Copy out each line of the entries below in which the string "title" appears.

============================================================

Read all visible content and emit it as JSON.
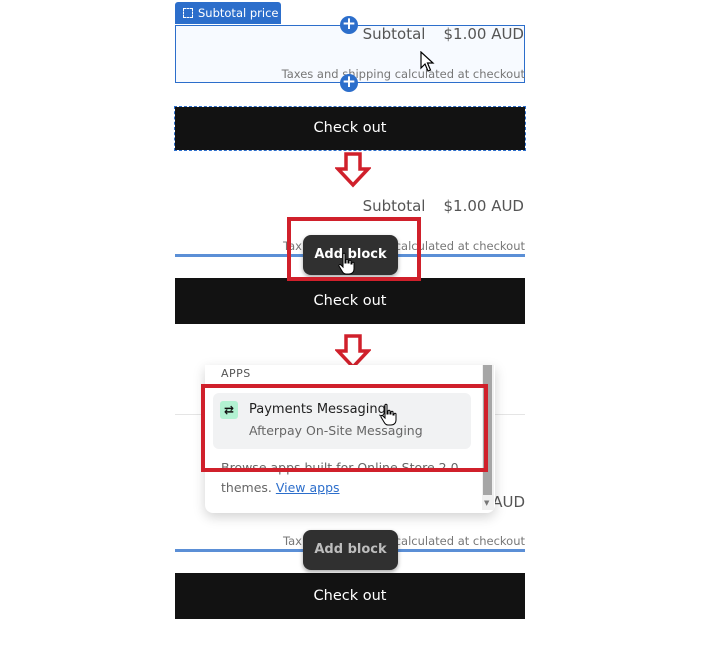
{
  "section1": {
    "tag_label": "Subtotal price",
    "subtotal_label": "Subtotal",
    "subtotal_value": "$1.00 AUD",
    "taxes_text": "Taxes and shipping calculated at checkout",
    "checkout_label": "Check out"
  },
  "section2": {
    "subtotal_label": "Subtotal",
    "subtotal_value": "$1.00 AUD",
    "taxes_prefix": "Tax",
    "taxes_suffix": "calculated at checkout",
    "add_block_label": "Add block",
    "checkout_label": "Check out"
  },
  "section3": {
    "popup": {
      "heading": "APPS",
      "app_name": "Payments Messaging",
      "app_desc": "Afterpay On-Site Messaging",
      "browse_text": "Browse apps built for Online Store 2.0 themes.",
      "view_apps_link": "View apps"
    },
    "value_fragment": "AUD",
    "taxes_prefix": "Tax",
    "taxes_suffix": "calculated at checkout",
    "add_block_label": "Add block",
    "checkout_label": "Check out"
  },
  "colors": {
    "accent_blue": "#2c6ecb",
    "highlight_red": "#d0202b",
    "checkout_black": "#121212",
    "app_icon_bg": "#b2f2d2"
  },
  "icons": [
    "square-dashed-icon",
    "plus-circle-icon",
    "arrow-down-icon",
    "link-app-icon",
    "pointer-cursor-icon",
    "hand-cursor-icon",
    "scroll-down-icon"
  ]
}
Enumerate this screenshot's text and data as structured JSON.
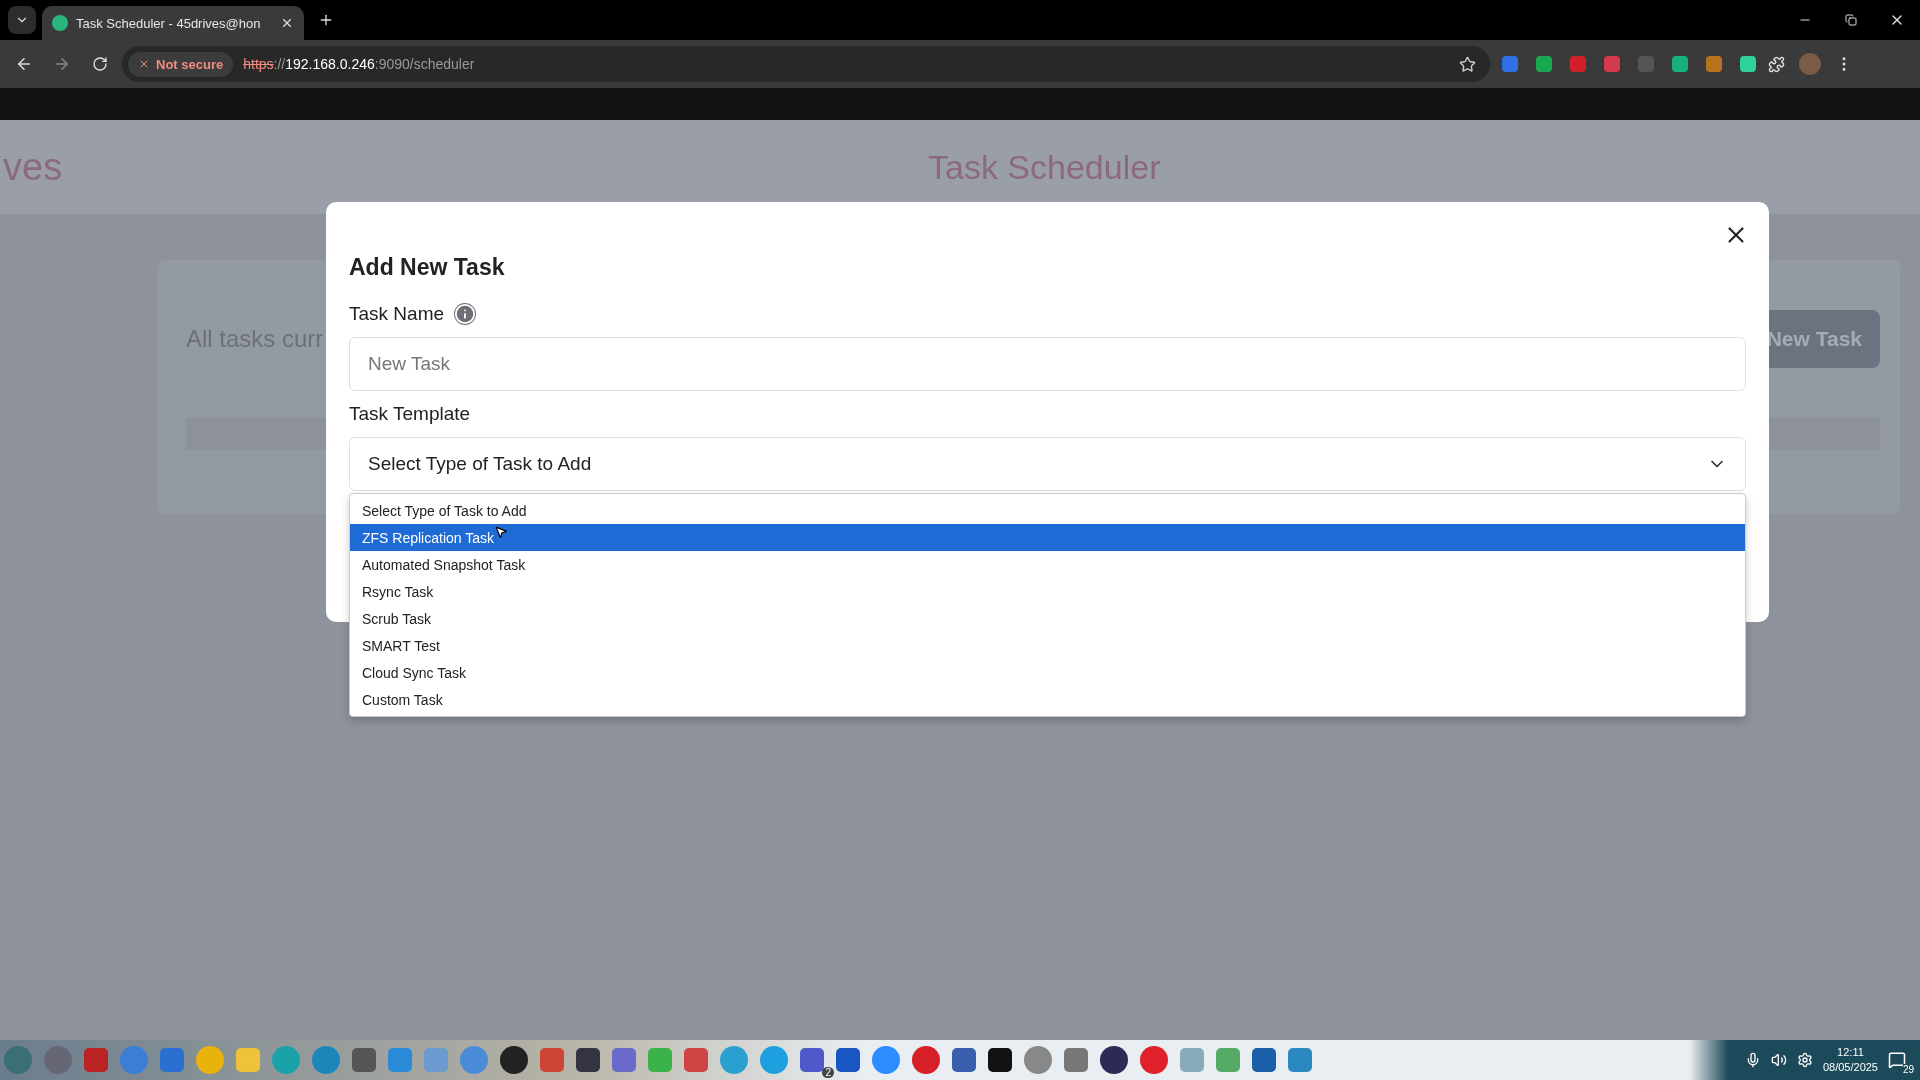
{
  "browser": {
    "tab": {
      "title": "Task Scheduler - 45drives@hon",
      "selected": true
    },
    "security": "Not secure",
    "url": [
      {
        "text": "https",
        "kind": "scheme"
      },
      {
        "text": "://",
        "kind": "dim"
      },
      {
        "text": "192.168.0.246",
        "kind": "host"
      },
      {
        "text": ":9090/scheduler",
        "kind": "dim"
      }
    ]
  },
  "page": {
    "brand": "ves",
    "title": "Task Scheduler",
    "card_text": "All tasks curr",
    "new_task_button": "New Task"
  },
  "modal": {
    "title": "Add New Task",
    "name_label": "Task Name",
    "name_placeholder": "New Task",
    "template_label": "Task Template",
    "template_value": "Select Type of Task to Add",
    "options": [
      {
        "label": "Select Type of Task to Add",
        "selected": false
      },
      {
        "label": "ZFS Replication Task",
        "selected": true
      },
      {
        "label": "Automated Snapshot Task",
        "selected": false
      },
      {
        "label": "Rsync Task",
        "selected": false
      },
      {
        "label": "Scrub Task",
        "selected": false
      },
      {
        "label": "SMART Test",
        "selected": false
      },
      {
        "label": "Cloud Sync Task",
        "selected": false
      },
      {
        "label": "Custom Task",
        "selected": false
      }
    ]
  },
  "taskbar": {
    "teams_badge": "2",
    "time": "12:11",
    "date": "08/05/2025",
    "notifications": "29"
  }
}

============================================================

Output below >>
      "title": "Task Scheduler - 45drives@hon",
    "title": "Task Scheduler",
    "title": "Add New Task",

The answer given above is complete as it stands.